▶ _Work to complete_:
The word "JSON" appears in some lines of the records below; state how many lines, and nothing else.
[[ Extracted data, beginning ]]
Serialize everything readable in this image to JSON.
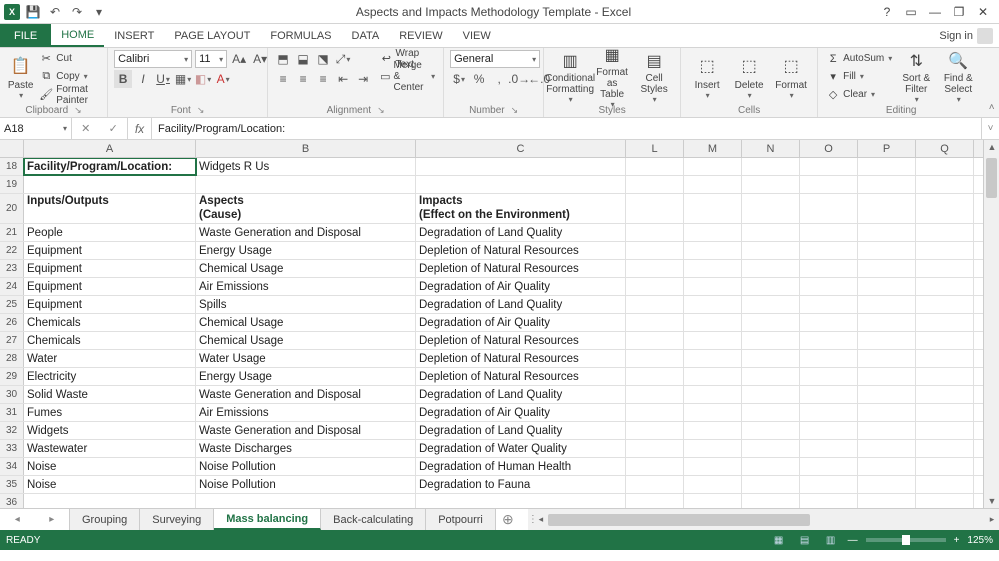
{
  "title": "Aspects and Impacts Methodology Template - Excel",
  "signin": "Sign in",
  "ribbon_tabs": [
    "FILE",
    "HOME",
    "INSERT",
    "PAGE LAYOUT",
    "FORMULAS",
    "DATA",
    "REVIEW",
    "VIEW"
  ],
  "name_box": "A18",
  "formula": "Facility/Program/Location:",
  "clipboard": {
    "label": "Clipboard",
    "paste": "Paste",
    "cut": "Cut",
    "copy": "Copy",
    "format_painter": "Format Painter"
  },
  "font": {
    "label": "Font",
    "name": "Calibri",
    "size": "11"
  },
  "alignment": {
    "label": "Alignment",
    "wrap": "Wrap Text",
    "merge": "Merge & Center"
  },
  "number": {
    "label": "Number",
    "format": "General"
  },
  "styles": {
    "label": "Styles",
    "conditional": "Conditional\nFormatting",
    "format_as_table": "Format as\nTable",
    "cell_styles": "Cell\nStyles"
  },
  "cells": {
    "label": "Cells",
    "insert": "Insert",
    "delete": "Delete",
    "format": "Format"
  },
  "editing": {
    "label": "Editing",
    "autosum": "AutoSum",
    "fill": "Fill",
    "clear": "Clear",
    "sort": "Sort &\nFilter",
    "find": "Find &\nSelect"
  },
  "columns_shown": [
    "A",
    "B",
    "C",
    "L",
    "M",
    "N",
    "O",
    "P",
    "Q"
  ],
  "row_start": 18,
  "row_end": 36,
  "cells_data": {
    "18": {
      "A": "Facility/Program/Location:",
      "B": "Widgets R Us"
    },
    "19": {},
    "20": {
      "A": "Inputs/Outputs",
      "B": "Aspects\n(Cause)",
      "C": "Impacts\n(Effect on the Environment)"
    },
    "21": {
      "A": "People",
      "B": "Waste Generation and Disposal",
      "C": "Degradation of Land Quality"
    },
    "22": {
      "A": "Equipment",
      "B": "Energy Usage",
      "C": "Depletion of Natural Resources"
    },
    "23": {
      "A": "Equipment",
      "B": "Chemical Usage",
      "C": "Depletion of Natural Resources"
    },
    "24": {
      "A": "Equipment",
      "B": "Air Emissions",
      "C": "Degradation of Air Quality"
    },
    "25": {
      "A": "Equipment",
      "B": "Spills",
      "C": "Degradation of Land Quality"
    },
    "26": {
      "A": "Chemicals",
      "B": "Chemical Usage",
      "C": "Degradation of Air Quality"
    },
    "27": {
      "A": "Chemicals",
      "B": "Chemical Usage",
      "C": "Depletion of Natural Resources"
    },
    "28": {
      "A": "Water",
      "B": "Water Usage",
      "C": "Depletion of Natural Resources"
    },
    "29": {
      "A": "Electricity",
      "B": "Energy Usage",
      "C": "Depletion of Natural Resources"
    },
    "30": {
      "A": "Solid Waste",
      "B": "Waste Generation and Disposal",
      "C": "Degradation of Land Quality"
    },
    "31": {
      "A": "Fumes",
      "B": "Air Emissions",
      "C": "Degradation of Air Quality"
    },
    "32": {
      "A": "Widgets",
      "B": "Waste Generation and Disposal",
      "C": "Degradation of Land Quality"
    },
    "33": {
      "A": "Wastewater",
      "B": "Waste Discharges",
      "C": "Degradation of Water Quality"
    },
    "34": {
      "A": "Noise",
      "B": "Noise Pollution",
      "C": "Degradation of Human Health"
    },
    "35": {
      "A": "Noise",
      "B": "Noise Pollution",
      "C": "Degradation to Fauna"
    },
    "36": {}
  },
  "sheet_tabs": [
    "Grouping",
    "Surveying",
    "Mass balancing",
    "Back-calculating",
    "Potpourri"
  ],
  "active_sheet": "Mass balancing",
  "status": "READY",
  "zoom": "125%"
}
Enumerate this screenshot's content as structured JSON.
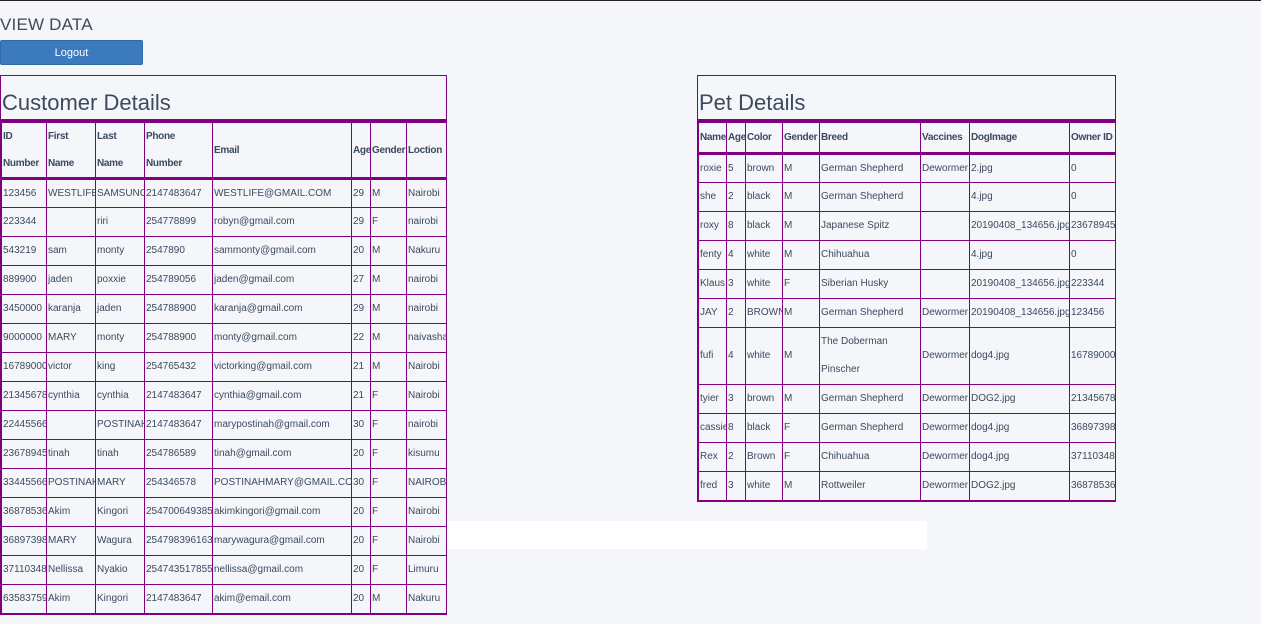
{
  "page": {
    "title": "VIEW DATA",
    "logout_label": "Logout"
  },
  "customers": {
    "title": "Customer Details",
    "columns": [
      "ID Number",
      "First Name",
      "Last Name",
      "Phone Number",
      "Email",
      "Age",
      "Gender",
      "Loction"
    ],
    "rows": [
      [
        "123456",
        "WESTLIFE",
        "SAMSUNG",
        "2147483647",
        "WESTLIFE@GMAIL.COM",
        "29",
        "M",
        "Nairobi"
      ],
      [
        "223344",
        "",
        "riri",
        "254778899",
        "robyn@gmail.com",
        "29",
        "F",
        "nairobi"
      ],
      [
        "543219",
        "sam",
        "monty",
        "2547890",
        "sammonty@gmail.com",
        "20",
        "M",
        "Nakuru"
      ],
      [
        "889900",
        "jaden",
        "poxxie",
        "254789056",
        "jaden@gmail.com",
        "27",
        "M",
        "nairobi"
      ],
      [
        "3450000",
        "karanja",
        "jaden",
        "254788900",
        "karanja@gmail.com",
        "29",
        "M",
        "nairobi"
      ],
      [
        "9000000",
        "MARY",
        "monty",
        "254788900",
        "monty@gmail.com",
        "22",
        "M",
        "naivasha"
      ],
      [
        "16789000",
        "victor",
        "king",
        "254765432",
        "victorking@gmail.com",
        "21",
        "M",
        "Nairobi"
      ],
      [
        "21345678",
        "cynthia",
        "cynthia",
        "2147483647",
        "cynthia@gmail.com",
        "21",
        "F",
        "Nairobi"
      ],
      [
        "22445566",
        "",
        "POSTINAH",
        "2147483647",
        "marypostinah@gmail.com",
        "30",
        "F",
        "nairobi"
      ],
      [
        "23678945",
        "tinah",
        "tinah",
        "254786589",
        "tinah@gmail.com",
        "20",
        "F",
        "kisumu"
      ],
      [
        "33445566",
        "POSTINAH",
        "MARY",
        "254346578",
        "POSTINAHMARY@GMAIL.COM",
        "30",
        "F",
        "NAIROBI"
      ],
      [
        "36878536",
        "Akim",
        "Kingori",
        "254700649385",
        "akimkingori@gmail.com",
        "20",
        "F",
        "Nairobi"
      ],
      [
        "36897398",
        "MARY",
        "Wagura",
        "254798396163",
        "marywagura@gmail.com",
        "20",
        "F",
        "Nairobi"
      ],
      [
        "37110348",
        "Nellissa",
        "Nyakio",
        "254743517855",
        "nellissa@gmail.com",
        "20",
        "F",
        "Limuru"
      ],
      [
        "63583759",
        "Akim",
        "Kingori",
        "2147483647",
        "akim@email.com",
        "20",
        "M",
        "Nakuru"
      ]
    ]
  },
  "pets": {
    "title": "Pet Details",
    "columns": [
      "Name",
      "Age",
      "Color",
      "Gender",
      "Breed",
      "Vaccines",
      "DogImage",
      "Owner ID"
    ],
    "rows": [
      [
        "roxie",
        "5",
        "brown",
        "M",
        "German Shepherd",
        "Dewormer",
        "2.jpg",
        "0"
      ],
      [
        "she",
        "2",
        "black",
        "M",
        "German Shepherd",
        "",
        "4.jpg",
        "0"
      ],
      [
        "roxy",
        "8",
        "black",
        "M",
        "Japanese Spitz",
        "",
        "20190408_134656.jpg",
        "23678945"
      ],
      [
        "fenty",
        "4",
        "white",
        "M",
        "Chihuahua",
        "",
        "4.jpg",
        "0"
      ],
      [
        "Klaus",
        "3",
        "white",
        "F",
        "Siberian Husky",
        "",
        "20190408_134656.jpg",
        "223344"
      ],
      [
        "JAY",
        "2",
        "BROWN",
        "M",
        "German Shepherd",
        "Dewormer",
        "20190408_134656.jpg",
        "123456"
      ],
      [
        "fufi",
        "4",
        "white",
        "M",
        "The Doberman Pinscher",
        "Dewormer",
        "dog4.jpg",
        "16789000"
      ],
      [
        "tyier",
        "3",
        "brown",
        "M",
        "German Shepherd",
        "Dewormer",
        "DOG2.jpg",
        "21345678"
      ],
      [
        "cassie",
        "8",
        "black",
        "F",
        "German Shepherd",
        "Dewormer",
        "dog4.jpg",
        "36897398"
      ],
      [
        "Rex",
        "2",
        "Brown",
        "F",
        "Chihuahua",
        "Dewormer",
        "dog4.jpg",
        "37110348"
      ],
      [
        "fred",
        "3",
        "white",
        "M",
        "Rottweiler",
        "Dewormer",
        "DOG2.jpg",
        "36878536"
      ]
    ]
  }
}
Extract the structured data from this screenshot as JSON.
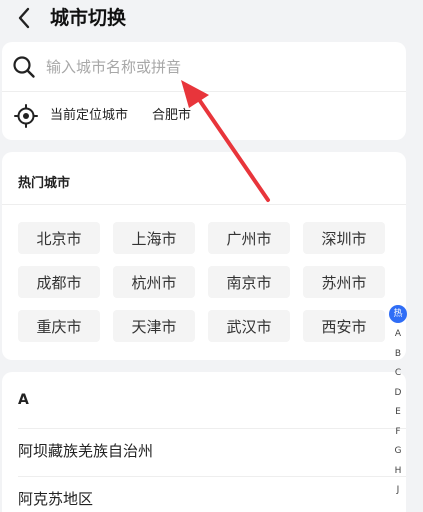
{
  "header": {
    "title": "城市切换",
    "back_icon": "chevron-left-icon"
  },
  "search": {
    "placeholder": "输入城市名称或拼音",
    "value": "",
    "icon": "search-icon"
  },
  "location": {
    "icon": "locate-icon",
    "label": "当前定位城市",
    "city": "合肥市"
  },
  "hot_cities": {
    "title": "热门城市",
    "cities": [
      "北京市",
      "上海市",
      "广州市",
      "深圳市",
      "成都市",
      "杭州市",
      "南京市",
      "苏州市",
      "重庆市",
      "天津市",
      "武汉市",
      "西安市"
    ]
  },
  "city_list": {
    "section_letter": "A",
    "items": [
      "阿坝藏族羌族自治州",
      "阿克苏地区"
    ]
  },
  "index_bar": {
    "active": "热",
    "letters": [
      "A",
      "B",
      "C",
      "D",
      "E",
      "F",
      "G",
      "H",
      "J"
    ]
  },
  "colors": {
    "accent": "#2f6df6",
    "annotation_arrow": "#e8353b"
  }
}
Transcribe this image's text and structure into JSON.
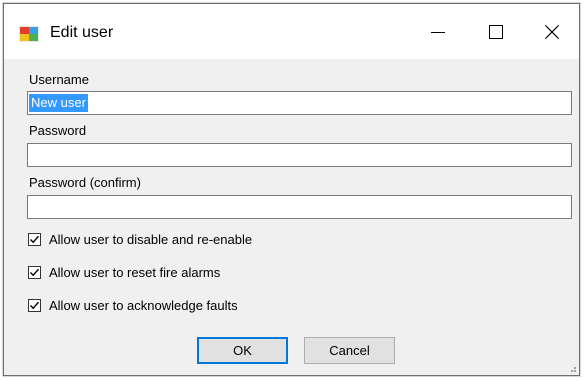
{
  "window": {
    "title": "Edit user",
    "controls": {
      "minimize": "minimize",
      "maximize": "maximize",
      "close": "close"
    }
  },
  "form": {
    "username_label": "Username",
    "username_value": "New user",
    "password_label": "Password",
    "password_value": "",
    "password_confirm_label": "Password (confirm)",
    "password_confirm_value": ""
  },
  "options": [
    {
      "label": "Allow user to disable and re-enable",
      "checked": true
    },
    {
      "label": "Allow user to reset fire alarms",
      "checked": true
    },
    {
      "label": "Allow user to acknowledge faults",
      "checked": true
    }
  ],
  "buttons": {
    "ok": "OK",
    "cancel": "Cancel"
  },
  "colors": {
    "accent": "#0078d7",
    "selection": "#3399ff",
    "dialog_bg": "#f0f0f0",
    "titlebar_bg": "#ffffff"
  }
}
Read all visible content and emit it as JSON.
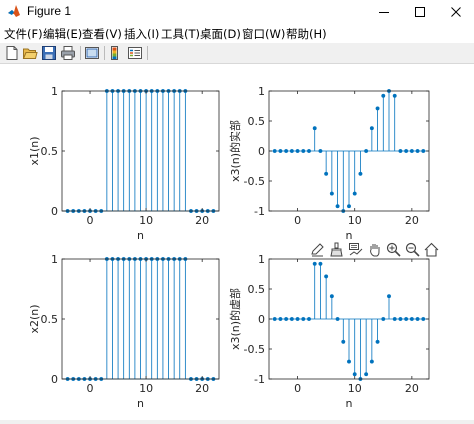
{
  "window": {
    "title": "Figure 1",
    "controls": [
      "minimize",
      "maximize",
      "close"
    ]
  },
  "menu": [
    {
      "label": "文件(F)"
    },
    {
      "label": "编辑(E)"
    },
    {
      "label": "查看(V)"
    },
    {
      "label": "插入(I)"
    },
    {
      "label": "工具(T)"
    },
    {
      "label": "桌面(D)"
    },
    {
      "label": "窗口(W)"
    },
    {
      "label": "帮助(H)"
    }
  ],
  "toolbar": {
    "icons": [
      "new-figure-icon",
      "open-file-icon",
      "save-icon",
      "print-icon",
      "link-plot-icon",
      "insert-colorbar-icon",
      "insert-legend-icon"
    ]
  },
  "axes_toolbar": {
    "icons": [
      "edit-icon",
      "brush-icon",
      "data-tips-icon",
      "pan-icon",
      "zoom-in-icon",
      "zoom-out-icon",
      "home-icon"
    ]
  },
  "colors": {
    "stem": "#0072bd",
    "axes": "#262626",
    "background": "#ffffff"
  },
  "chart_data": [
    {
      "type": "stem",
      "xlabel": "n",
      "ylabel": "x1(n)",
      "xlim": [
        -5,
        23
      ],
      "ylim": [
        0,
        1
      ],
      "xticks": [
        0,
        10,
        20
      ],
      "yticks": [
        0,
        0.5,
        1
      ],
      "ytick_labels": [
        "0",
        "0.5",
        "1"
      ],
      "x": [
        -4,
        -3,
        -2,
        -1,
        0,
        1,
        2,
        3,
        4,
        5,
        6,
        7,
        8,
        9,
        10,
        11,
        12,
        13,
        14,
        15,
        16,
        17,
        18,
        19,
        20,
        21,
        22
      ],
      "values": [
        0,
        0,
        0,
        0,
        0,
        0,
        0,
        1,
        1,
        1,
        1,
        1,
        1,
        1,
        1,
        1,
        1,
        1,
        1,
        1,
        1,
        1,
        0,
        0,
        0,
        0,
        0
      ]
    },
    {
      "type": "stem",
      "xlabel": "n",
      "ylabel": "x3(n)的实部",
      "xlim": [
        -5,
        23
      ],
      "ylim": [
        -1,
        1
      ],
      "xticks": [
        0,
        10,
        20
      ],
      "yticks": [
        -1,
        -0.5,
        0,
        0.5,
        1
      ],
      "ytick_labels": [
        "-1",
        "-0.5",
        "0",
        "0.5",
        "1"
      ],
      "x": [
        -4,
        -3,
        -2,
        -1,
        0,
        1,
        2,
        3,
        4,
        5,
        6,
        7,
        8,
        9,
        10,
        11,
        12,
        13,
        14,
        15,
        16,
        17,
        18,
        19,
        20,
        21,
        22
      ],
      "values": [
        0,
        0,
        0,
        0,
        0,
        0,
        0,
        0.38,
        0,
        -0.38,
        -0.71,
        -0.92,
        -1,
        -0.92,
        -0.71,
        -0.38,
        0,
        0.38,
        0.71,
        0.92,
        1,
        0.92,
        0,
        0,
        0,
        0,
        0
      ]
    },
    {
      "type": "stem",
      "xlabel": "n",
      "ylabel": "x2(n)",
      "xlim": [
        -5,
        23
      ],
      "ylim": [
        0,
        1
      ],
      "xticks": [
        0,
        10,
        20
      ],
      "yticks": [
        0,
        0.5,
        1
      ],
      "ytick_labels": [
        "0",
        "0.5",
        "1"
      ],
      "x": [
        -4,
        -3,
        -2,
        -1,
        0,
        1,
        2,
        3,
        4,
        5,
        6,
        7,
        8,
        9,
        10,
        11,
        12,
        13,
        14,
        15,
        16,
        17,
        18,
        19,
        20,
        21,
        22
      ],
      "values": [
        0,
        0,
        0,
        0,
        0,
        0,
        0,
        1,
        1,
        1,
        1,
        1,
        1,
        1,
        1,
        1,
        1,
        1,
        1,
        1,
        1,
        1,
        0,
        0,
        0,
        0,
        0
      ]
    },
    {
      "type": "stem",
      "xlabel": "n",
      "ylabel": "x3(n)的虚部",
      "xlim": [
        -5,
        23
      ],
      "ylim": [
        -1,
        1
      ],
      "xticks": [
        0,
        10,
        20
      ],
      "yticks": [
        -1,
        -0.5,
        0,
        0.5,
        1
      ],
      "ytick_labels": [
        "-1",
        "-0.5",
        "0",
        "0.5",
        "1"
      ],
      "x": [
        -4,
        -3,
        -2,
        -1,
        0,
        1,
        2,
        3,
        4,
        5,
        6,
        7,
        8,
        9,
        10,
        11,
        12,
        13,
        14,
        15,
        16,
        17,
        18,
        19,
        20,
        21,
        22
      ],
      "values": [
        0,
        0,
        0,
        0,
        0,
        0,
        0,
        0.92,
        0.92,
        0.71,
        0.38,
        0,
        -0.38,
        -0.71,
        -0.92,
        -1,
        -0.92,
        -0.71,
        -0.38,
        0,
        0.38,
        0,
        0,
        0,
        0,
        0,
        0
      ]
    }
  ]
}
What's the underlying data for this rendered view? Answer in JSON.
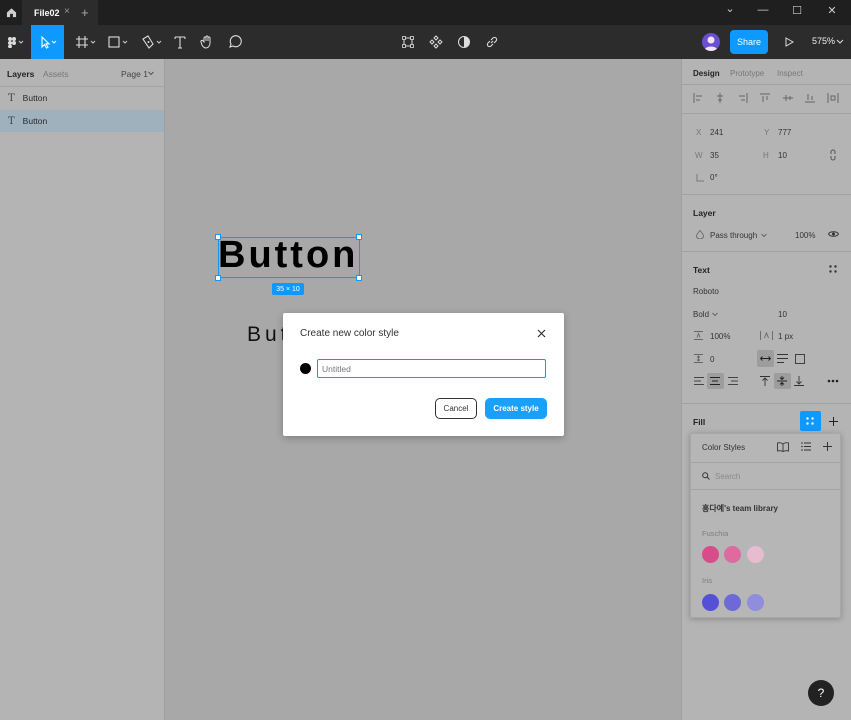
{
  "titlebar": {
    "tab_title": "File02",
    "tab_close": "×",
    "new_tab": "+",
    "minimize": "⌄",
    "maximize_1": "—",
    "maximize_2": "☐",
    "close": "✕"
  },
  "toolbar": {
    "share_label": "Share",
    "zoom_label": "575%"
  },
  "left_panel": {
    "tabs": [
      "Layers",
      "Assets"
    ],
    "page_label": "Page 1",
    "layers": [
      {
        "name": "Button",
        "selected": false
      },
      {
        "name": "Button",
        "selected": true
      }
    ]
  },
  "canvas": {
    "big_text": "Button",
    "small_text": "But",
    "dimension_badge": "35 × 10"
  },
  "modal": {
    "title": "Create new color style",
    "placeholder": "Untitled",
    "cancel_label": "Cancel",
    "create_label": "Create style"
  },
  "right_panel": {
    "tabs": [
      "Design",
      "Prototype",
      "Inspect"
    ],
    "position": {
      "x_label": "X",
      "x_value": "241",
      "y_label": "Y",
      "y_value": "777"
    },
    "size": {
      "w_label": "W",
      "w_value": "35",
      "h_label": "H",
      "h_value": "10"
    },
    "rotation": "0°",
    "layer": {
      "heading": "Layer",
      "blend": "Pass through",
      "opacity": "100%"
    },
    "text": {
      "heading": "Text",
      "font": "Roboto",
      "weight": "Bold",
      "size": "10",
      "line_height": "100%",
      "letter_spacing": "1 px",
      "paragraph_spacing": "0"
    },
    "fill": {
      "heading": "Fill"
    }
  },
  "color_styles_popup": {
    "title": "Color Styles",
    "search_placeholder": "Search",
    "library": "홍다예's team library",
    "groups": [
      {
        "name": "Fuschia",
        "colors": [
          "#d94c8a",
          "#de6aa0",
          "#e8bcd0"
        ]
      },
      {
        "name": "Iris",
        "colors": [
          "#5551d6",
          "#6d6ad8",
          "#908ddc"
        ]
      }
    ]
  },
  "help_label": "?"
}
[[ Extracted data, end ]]
▶ _Exercise solution_:
6